Available records:
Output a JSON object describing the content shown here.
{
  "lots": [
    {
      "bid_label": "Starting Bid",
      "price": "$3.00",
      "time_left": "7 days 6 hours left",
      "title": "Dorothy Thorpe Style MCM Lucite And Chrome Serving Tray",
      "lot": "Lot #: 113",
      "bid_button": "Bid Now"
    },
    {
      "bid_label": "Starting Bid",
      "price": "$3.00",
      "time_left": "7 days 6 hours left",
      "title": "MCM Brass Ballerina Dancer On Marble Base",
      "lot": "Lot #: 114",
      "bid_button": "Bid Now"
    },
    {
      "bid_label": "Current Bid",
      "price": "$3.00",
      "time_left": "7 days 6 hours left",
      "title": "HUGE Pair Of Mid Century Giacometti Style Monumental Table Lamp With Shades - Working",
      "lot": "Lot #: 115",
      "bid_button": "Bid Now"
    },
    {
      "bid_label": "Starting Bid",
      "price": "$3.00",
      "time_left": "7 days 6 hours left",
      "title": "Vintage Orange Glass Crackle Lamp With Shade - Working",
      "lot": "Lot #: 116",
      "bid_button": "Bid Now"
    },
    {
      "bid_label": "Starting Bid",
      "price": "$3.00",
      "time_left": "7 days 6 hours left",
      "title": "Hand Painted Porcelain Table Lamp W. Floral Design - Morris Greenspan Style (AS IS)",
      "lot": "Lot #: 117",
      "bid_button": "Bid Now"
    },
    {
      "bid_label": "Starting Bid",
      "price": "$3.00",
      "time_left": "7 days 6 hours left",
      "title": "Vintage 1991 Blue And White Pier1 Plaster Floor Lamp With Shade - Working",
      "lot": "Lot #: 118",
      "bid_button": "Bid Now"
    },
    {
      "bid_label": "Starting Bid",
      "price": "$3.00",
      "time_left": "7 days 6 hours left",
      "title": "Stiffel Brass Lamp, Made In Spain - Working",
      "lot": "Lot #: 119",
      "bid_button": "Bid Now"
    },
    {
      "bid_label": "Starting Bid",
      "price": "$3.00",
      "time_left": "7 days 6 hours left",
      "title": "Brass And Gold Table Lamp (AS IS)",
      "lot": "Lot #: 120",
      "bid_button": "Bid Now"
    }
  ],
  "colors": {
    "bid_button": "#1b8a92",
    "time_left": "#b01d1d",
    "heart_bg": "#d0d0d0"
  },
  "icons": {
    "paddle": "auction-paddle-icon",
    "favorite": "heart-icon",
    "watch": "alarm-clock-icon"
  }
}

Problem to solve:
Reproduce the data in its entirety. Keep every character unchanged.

Reply to the exercise:
Output a JSON object describing the content shown here.
{
  "lots": [
    {
      "bid_label": "Starting Bid",
      "price": "$3.00",
      "time_left": "7 days 6 hours left",
      "title": "Dorothy Thorpe Style MCM Lucite And Chrome Serving Tray",
      "lot": "Lot #: 113",
      "bid_button": "Bid Now"
    },
    {
      "bid_label": "Starting Bid",
      "price": "$3.00",
      "time_left": "7 days 6 hours left",
      "title": "MCM Brass Ballerina Dancer On Marble Base",
      "lot": "Lot #: 114",
      "bid_button": "Bid Now"
    },
    {
      "bid_label": "Current Bid",
      "price": "$3.00",
      "time_left": "7 days 6 hours left",
      "title": "HUGE Pair Of Mid Century Giacometti Style Monumental Table Lamp With Shades - Working",
      "lot": "Lot #: 115",
      "bid_button": "Bid Now"
    },
    {
      "bid_label": "Starting Bid",
      "price": "$3.00",
      "time_left": "7 days 6 hours left",
      "title": "Vintage Orange Glass Crackle Lamp With Shade - Working",
      "lot": "Lot #: 116",
      "bid_button": "Bid Now"
    },
    {
      "bid_label": "Starting Bid",
      "price": "$3.00",
      "time_left": "7 days 6 hours left",
      "title": "Hand Painted Porcelain Table Lamp W. Floral Design - Morris Greenspan Style (AS IS)",
      "lot": "Lot #: 117",
      "bid_button": "Bid Now"
    },
    {
      "bid_label": "Starting Bid",
      "price": "$3.00",
      "time_left": "7 days 6 hours left",
      "title": "Vintage 1991 Blue And White Pier1 Plaster Floor Lamp With Shade - Working",
      "lot": "Lot #: 118",
      "bid_button": "Bid Now"
    },
    {
      "bid_label": "Starting Bid",
      "price": "$3.00",
      "time_left": "7 days 6 hours left",
      "title": "Stiffel Brass Lamp, Made In Spain - Working",
      "lot": "Lot #: 119",
      "bid_button": "Bid Now"
    },
    {
      "bid_label": "Starting Bid",
      "price": "$3.00",
      "time_left": "7 days 6 hours left",
      "title": "Brass And Gold Table Lamp (AS IS)",
      "lot": "Lot #: 120",
      "bid_button": "Bid Now"
    }
  ],
  "colors": {
    "bid_button": "#1b8a92",
    "time_left": "#b01d1d",
    "heart_bg": "#d0d0d0"
  },
  "icons": {
    "paddle": "auction-paddle-icon",
    "favorite": "heart-icon",
    "watch": "alarm-clock-icon"
  }
}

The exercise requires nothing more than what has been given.